Acute Lymphoblastic Leukemia Symptoms & Diagnosis
Many of the early signs of acute lymphoblastic leukemia (ALL) are similar to the flu or other common, less serious diseases. If you have symptoms of leukemia, your doctor will perform a thorough physical examination and talk to you about your medical history.
Many signs and symptoms of ALL can be attributed to a reduction in the number of normal blood cells in your body. Check with your doctor if you have any of the signs or symptoms described here.
Symptoms from Low White Blood Cells
- Flu-like symptoms, such as fever, sweats, and body aches
- Infections from bacteria or viruses
- Mouth inflammation, pain, or sores
Symptoms from Low Red Blood Cells
- Shortness of breath
- Pale skin
- Fatigue, weakness, lack of energy, or sleepiness
Symptoms from Low Platelets
- Bleeding from the gums
- Red spots on the palate or ankles
- Easy bruising or prolonged bleeding from cuts
- Frequent or severe nosebleeds
Other General Symptoms
- Loss of appetite
- Unexplained weight loss
- Pain or aches in the bones, stomach, arms, legs, or back
- Swelling of the abdomen (may indicate an enlarged spleen)
- Swollen lymph nodes in the neck, underarm, stomach, or groin
An accurate diagnosis of ALL requires several diagnostic tests. Any or all of the following tests may be used to diagnose leukemia.
Complete Blood Count and Peripheral Blood Smear
A blood sample is examined for the number of red blood cells and platelets, the number and type of white blood cells, the amount of hemoglobin (protein that carries oxygen) in the red blood cells, and the presence of lymphoblasts—immature lymphocytes that do not function like normal mature white blood cells.
Bone Marrow Aspiration and Biopsy
A leukemia diagnosis often cannot be made without looking at a sample of the bone marrow cells. In bone marrow aspiration and biopsy, samples of bone marrow and a small piece of bone are taken from the back of the pelvic bone using hollow needles. The samples are then examined under a microscope to see if leukemic cells are present. This short procedure can cause some brief pain at the biopsy site. But determining the percentage of cells in the bone marrow that are blasts provides valuable information. Normally blasts make up less than 5 percent of bone marrow cells, but in people with ALL blasts account for greater than 20 percent (often much greater).
Under a microscope, blood or bone marrow cells are examined for changes in their chromosomes. In some forms of leukemia, the cells have an abnormal number of chromosomes. In other forms of leukemia, two chromosomes exchange some of their DNA in what is known as a translocation.
Immunophenotyping (Flow Cytometry)
A sample of blood cells is examined through a sophisticated machine called a flow cytometer to see if leukemic cells are present and whether the disease is ALL or acute myeloid leukemia and, if it is ALL, whether it is a B-cell or a T-cell subtype.

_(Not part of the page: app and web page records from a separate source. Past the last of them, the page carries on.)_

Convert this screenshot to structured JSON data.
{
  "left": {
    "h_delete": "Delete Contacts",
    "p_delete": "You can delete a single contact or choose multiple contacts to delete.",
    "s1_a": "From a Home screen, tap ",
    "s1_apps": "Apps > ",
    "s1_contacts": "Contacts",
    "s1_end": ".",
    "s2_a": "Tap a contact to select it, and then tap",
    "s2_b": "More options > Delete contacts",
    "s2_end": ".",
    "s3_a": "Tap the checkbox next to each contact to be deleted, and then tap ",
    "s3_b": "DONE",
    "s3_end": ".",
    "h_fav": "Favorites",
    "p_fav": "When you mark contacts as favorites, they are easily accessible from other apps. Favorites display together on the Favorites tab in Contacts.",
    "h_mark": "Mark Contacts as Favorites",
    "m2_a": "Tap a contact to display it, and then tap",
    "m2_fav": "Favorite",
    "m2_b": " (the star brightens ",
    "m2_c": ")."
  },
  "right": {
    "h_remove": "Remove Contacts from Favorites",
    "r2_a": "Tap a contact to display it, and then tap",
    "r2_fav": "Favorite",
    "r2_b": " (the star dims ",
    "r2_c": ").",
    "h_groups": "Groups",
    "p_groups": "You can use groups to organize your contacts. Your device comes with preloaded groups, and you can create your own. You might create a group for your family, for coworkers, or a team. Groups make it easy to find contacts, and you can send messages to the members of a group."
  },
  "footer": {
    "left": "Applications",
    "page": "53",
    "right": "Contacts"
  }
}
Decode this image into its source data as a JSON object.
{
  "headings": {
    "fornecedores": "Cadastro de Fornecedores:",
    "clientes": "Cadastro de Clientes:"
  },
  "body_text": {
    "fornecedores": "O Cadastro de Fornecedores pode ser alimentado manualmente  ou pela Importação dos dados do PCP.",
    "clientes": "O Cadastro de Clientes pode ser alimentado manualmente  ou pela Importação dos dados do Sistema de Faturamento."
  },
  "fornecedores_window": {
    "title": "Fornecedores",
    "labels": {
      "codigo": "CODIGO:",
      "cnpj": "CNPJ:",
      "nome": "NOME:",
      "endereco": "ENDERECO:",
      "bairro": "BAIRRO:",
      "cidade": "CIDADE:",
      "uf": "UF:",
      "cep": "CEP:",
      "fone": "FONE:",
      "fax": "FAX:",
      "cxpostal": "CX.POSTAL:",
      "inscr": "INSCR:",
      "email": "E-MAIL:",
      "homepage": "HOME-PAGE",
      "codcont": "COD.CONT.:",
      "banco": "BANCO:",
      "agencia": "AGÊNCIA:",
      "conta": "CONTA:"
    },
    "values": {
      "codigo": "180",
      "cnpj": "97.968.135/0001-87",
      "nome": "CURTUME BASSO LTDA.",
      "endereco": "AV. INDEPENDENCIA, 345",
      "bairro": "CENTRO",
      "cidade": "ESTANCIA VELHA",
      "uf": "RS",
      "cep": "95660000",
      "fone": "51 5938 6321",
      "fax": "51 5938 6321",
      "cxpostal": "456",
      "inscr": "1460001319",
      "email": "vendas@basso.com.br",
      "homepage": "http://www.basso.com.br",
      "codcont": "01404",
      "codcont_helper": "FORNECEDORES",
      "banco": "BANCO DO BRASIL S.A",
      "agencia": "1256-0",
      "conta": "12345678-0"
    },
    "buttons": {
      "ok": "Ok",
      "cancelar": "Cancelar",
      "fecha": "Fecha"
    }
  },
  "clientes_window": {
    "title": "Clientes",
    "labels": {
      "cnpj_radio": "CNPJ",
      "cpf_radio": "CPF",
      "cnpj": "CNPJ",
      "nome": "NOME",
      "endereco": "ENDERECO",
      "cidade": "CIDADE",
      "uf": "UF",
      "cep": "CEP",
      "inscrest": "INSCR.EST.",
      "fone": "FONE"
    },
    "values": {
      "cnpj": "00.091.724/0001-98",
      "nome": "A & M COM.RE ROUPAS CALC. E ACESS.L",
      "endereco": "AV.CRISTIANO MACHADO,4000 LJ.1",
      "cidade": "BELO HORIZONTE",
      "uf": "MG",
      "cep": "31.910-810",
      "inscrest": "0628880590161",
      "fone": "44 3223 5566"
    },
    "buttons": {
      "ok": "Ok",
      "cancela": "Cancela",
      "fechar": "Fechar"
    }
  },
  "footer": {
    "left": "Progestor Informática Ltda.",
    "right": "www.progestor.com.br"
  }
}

Fluorescent in Situ Hybridization (FISH)
The fluorescent dyes used in this test attach to specific parts of certain chromosomes. FISH is very accurate, and many chromosomal abnormalities can be seen under a microscope using this technique.
Polymerase Chain Reaction (PCR)
PCR is a very sensitive test that may be used to determine whether a person has a certain chromosomal translocation, such as the Philadelphia chromosome, sometimes found in people with ALL (and often found in those with chronic myeloid leukemia).
A small needle is advanced into the spinal cavity in the lower back, and a small amount of cerebrospinal fluid (CSF) is withdrawn. The CSF is then examined for abnormal blood cells to determine whether the cancer has spread to the spinal cord and brain (central nervous system).
Imaging tests such as chest X-ray, computed tomography (CT) scan, magnetic resonance imaging (MRI) scan, or ultrasound may be performed to determine whether the leukemia is impacting other parts of your body. For example, a CT scan may be used to determine whether your spleen or lymph nodes are enlarged.
Sometimes leukemia can involve other parts of your body, such as the skin, testicle, or ovary. If your doctor thinks it will help with your treatment, you may undergo a biopsy of such a location if this is suspected.